- _How to complete this task_:
Determine how many lines in the entries below contain "Scene", and output only that number.

- _Excerpts from an interface dataset_:
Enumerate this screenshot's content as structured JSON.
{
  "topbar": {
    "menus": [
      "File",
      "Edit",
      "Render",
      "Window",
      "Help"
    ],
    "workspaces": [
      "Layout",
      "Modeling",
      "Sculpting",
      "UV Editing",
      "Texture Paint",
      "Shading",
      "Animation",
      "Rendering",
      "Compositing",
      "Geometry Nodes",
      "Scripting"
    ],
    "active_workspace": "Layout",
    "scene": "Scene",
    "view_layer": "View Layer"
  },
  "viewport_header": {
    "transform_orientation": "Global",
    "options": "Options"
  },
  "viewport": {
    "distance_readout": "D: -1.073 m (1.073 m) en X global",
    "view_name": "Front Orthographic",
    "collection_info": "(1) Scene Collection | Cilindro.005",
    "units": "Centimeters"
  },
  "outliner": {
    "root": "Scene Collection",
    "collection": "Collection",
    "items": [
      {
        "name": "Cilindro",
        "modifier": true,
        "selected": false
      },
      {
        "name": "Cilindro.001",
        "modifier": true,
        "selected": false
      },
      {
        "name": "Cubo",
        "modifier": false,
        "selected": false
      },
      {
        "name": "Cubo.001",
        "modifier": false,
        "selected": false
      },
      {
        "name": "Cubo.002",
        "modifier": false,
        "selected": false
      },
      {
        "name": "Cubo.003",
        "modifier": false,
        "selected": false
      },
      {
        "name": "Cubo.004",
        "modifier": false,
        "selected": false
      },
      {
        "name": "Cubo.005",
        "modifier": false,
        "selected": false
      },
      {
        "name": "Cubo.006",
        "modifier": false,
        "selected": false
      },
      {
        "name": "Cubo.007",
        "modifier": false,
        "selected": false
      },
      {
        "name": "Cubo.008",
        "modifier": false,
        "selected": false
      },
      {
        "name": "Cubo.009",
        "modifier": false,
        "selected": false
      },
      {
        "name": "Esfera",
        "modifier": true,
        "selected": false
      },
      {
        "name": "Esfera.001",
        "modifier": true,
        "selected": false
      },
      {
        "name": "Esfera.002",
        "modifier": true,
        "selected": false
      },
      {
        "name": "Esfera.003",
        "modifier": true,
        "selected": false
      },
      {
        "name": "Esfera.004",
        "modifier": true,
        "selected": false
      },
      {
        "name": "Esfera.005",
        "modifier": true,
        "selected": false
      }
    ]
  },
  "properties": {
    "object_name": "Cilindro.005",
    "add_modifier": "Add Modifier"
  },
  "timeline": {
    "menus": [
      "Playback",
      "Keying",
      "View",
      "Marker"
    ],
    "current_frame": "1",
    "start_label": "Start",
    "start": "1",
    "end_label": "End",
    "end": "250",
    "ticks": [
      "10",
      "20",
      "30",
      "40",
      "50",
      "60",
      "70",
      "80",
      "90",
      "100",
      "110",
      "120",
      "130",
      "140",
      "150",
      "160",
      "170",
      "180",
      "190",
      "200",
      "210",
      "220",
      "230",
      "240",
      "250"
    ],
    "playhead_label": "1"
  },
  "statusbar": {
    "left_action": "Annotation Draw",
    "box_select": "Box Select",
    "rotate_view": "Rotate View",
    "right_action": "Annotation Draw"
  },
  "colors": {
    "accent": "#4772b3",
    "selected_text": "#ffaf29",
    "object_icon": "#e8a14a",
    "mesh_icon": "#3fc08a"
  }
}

- _Written answer_:
3